Characterization of regional meniscal cell and chondrocyte phenotypes and chondrogenic differentiation with histological analysis in osteoarthritic donor-matched tissues.
Wang J., Roberts S., Kuiper JH., Zhang W., Garcia J., Cui Z., Wright K.
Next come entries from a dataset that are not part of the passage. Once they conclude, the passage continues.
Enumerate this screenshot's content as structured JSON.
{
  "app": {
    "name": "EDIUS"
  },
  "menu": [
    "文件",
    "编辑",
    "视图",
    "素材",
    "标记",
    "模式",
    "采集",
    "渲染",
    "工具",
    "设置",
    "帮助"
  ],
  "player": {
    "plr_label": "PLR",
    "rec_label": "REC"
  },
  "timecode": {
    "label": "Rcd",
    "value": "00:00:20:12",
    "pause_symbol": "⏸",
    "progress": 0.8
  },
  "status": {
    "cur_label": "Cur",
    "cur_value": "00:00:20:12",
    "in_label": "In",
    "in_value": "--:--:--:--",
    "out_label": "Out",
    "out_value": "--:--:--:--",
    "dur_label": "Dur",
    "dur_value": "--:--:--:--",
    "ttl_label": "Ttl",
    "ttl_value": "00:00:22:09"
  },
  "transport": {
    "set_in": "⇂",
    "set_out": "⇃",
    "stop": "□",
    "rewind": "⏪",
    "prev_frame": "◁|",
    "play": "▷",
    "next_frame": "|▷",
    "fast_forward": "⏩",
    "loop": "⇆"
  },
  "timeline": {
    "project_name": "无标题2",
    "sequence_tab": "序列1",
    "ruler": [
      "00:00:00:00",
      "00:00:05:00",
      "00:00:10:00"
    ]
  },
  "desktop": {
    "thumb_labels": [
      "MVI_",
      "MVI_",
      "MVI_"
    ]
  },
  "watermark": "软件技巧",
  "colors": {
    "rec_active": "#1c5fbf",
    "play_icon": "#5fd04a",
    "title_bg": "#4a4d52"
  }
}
Meniscus degeneration is closely related to the progression of knee osteoarthritis (OA). However, there is currently a lack of quantitative and objective metrics to assess OA meniscal cell phenotypes. In this study we investigated the phenotypic markers and chondrogenic potency of avascular and vascular meniscal cells and chondrocytes from medial OA knee joints (n = 10). Flow cytometry results showed that a significantly greater percentage of meniscal cells were positive for CD49b, CD49c and CD166 compared to donor-matched chondrocytes after 14 days in monolayer culture. The integrins, CD49b and CD29, were expressed at a significantly higher level on avascular meniscal cells derived from tissues with a more degenerated inner border than non-degenerate menisci, suggesting that the integrin family may play an important role in meniscus OA pathology. Collagen fibres arranged in a "tree-like" formation within the meniscus appeared to have less blood vessels associated with them in the vascular region of the most degenerate menisci, which may indicate that such structures are involved in the pathological process. We have demonstrated that meniscal cells derived from the lateral meniscus in medial OA patients have chondrogenic capacity in vitro and hence could represent a potential cell source to consider for meniscus tissue engineering.